On our recent visit to Parma (which is worth seeing in its own right–everyone rides bikes and the town is super pretty), we toured a Prosciutto di Parma factory.
When the pig legs arrive at the factory, they all spend some quality time in this machine. The contraption massages and salts the legs, which makes me wonder if I should get on the conveyor belt next.
The hams rest in a chilled room for a couple of weeks, then take another pass through the massager/salter machine.
The ham legs age for two years. Two years. This is amazing, because if you’ve ever eaten authentic Prosciutto di Parma–not that “just fine but not at all comparable” stuff from the Black Forest–you know it is bright pink and meltingly tender.
The grey stuff at the bottom of the legs is pepper, used to seal and preserve the end. It isn’t used as flavoring and doesn’t enter in the final product, so it isn’t listed as an ingredient (the only ingredients being ham and salt).
The hams are all marked to show their authenticity. They also have metal pins at the top.
This is the Prosciutto di Parma factory.
For lunch, we ate… guess what… Prosciutto di Parma, Parmigiano Reggiano (we went on the cheese tour earlier in the day), bread, other cured meats, and antipasto, washed down with wines from the winery where we dined. Mouths–commence watering.
After lunch, we visited another winery whose owners still produce traditional Balsamico as part of their family’s legacy. Their main business is wine, but they make enough Balsamico for their own consumption and limited sales.
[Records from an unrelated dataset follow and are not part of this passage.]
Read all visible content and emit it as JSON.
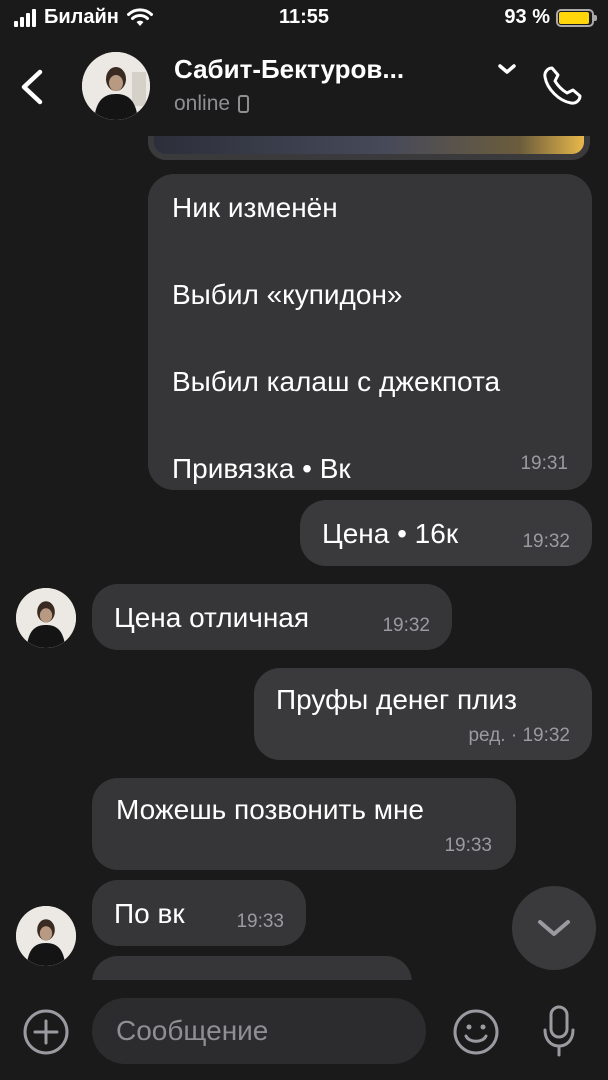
{
  "status_bar": {
    "carrier": "Билайн",
    "time": "11:55",
    "battery": "93 %",
    "battery_level": 0.93
  },
  "header": {
    "back_icon": "chevron-left-icon",
    "contact_name": "Сабит-Бектуров...",
    "status": "online",
    "menu_icon": "chevron-down-icon",
    "call_icon": "phone-icon"
  },
  "messages": [
    {
      "direction": "in",
      "lines": [
        "Ник изменён",
        "Выбил «купидон»",
        "Выбил калаш с джекпота",
        "Привязка • Вк"
      ],
      "time": "19:31"
    },
    {
      "direction": "out",
      "text": "Цена • 16к",
      "time": "19:32"
    },
    {
      "direction": "in",
      "text": "Цена отличная",
      "time": "19:32"
    },
    {
      "direction": "out",
      "text": "Пруфы денег плиз",
      "edited": "ред. ·",
      "time": "19:32"
    },
    {
      "direction": "in",
      "text": "Можешь позвонить мне",
      "time": "19:33"
    },
    {
      "direction": "in",
      "text": "По вк",
      "time": "19:33"
    }
  ],
  "composer": {
    "placeholder": "Сообщение",
    "attach_icon": "plus-circle-icon",
    "emoji_icon": "smile-icon",
    "mic_icon": "microphone-icon"
  },
  "colors": {
    "background": "#1a1a1a",
    "bubble": "#363638",
    "secondary_text": "#8e8e93",
    "battery": "#ffd60a"
  }
}
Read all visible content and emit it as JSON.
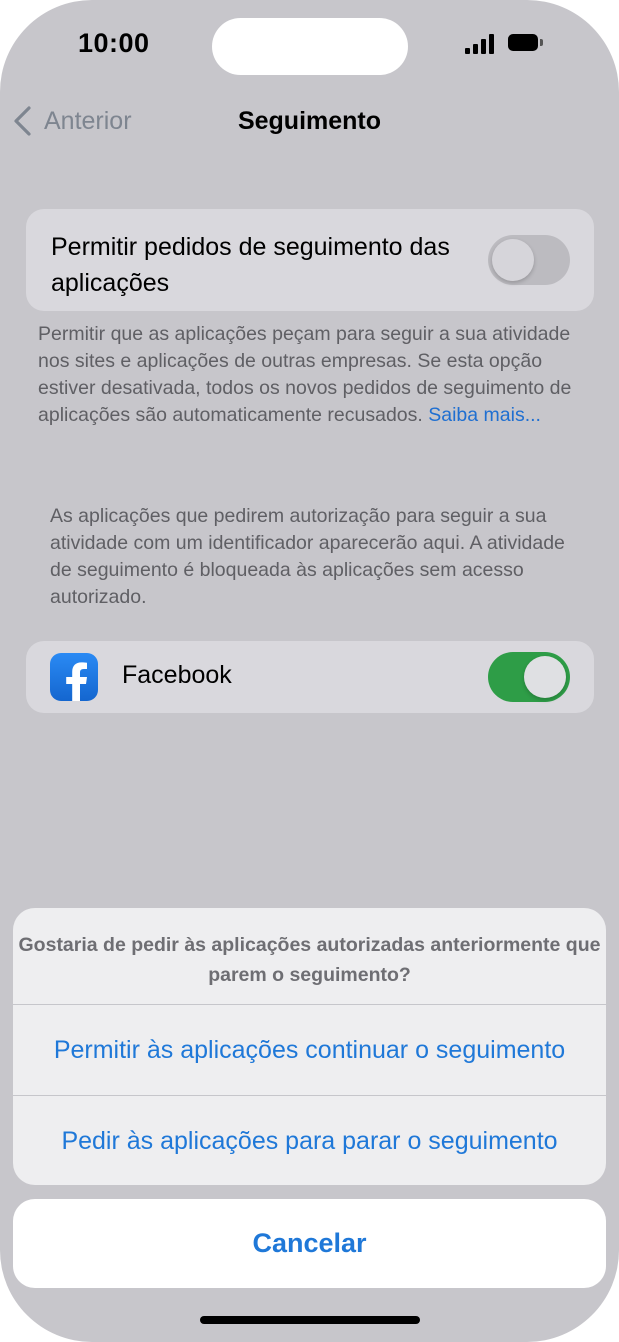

The regional tradition is for a young woman to receive a set of five barrels when she marries. Traditional Balsamico is more of a concentrated grape syrup than a vinegar. The grape juice is boiled for two days, then it goes into the largest barrel. Every few years, as the syrup ages and evaporates, it is transferred into the smaller barrels.
These barrels contain Balsamico that each have different flavor profiles. If the final product doesn’t taste quite right, the makers might add small amounts of the contents of these barrels to balance the flavor.
We tasted three different ages of Balsamico–12 years old, 22 years old (pictured above), and 28 years old.
You can see how thick the 28-year-old Balsamico is. When fancy chef-type people talk about topping vanilla ice cream with balsamic, this is what they mean.
Michael used his international driver’s license to shuttle us around the countryside in our rental car (a Renault, rather than a the Fiat we expected). He did a great job and even honked his horn like a local.